• TASK PROMPT: Sort through the listing below and keep each line with the word "designed". Copy those.

[[ INPUT open ]]

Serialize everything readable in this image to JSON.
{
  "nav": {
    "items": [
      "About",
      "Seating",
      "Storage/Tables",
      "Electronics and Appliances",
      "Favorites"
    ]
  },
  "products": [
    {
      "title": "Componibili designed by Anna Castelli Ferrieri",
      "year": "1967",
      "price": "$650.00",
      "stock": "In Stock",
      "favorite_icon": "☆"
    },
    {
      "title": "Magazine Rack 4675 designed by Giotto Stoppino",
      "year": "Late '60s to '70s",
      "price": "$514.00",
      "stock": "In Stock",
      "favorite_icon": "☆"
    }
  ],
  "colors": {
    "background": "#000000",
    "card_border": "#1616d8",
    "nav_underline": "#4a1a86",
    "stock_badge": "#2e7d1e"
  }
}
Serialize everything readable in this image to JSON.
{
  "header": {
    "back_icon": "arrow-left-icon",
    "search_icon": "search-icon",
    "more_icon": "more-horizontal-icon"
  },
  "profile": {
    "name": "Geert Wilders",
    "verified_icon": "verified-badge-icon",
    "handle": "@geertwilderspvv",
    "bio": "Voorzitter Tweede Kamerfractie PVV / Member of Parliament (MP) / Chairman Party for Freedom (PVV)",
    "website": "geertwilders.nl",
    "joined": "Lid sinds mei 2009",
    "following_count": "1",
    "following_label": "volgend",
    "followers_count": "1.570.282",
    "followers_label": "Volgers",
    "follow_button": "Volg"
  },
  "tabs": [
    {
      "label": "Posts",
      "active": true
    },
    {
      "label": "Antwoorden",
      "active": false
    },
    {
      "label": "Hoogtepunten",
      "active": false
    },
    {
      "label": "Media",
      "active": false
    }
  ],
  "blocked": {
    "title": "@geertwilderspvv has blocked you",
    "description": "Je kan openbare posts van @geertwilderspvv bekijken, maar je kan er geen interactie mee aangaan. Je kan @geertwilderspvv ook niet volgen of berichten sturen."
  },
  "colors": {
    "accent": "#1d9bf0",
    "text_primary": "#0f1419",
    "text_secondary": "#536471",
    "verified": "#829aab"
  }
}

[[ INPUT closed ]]

• RESULT:
      "title": "Componibili designed by Anna Castelli Ferrieri",
      "title": "Magazine Rack 4675 designed by Giotto Stoppino",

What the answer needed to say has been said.